*Task instructions*
Reading the records beneath this task, work out how many lines contain the word "text" and reply with only that number.

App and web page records
- - - - -

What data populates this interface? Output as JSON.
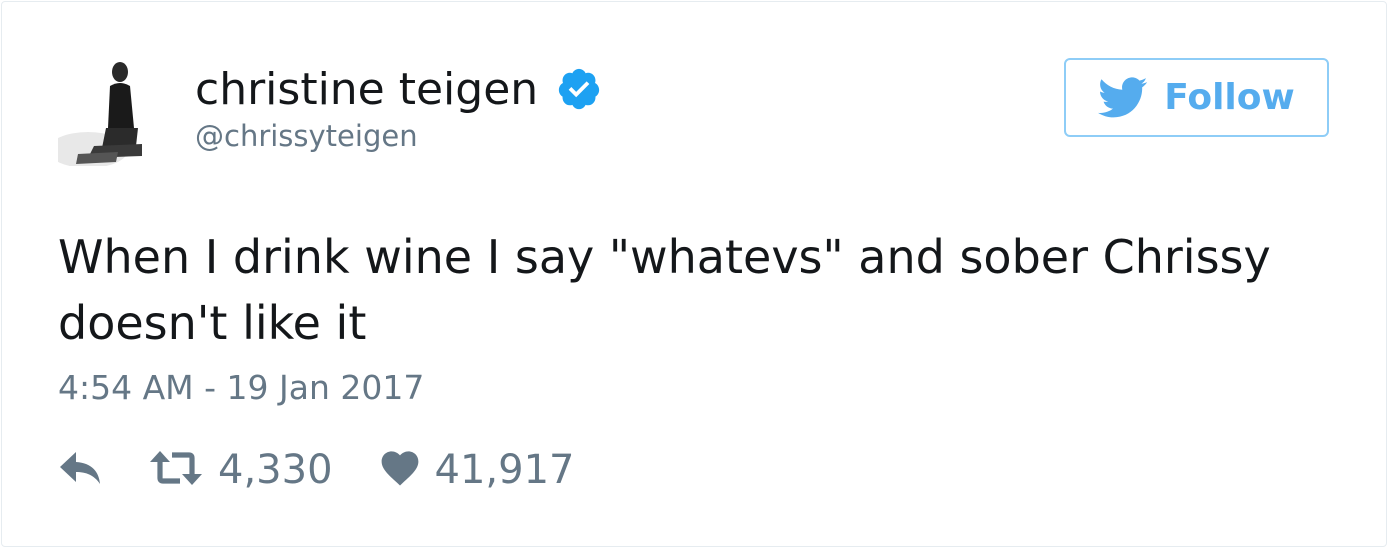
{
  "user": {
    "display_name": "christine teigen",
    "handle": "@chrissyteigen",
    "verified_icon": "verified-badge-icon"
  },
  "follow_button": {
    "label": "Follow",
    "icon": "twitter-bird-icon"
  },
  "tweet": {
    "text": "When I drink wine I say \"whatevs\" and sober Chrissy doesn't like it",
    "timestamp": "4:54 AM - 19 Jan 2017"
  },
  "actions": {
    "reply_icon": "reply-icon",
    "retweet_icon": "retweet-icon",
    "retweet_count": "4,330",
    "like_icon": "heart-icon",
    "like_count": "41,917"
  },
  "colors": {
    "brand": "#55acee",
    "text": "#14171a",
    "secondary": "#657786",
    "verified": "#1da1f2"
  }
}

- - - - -

*Response to the task*
2